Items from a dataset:
____________________
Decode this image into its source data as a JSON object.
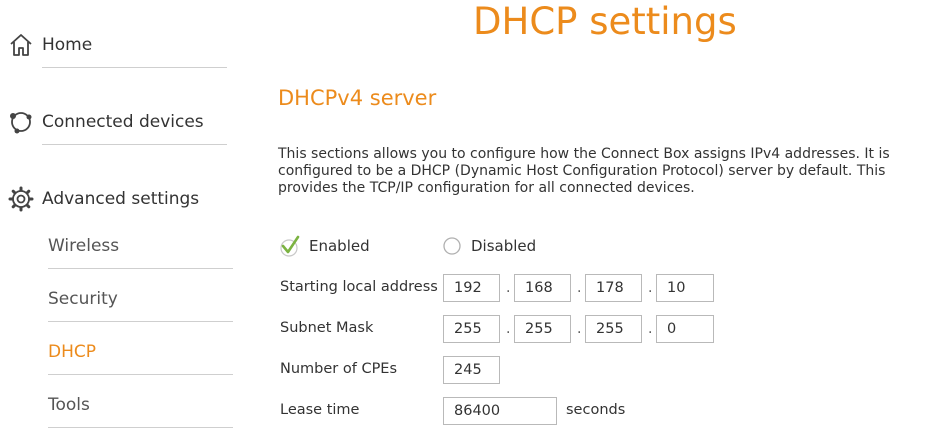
{
  "sidebar": {
    "home_label": "Home",
    "connected_label": "Connected devices",
    "advanced_label": "Advanced settings",
    "sub_items": [
      "Wireless",
      "Security",
      "DHCP",
      "Tools"
    ],
    "active_item": "DHCP"
  },
  "page": {
    "title": "DHCP settings",
    "section_title": "DHCPv4 server",
    "description": "This sections allows you to configure how the Connect Box assigns IPv4 addresses. It is configured to be a DHCP (Dynamic Host Configuration Protocol) server by default. This provides the TCP/IP configuration for all connected devices."
  },
  "mode": {
    "enabled_label": "Enabled",
    "disabled_label": "Disabled",
    "selected": "Enabled"
  },
  "fields": {
    "start_label": "Starting local address",
    "start_octets": [
      "192",
      "168",
      "178",
      "10"
    ],
    "mask_label": "Subnet Mask",
    "mask_octets": [
      "255",
      "255",
      "255",
      "0"
    ],
    "cpe_label": "Number of CPEs",
    "cpe_value": "245",
    "lease_label": "Lease time",
    "lease_value": "86400",
    "lease_unit": "seconds",
    "octet_separator": "."
  },
  "colors": {
    "accent": "#ec8b1c",
    "check": "#7cb342",
    "text": "#333333"
  }
}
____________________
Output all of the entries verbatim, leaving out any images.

§ **SOLVED PROBLEM**:
Decode this image into its source data as a JSON object.
{
  "sidebar": {
    "home_label": "Home",
    "connected_label": "Connected devices",
    "advanced_label": "Advanced settings",
    "sub_items": [
      "Wireless",
      "Security",
      "DHCP",
      "Tools"
    ],
    "active_item": "DHCP"
  },
  "page": {
    "title": "DHCP settings",
    "section_title": "DHCPv4 server",
    "description": "This sections allows you to configure how the Connect Box assigns IPv4 addresses. It is configured to be a DHCP (Dynamic Host Configuration Protocol) server by default. This provides the TCP/IP configuration for all connected devices."
  },
  "mode": {
    "enabled_label": "Enabled",
    "disabled_label": "Disabled",
    "selected": "Enabled"
  },
  "fields": {
    "start_label": "Starting local address",
    "start_octets": [
      "192",
      "168",
      "178",
      "10"
    ],
    "mask_label": "Subnet Mask",
    "mask_octets": [
      "255",
      "255",
      "255",
      "0"
    ],
    "cpe_label": "Number of CPEs",
    "cpe_value": "245",
    "lease_label": "Lease time",
    "lease_value": "86400",
    "lease_unit": "seconds",
    "octet_separator": "."
  },
  "colors": {
    "accent": "#ec8b1c",
    "check": "#7cb342",
    "text": "#333333"
  }
}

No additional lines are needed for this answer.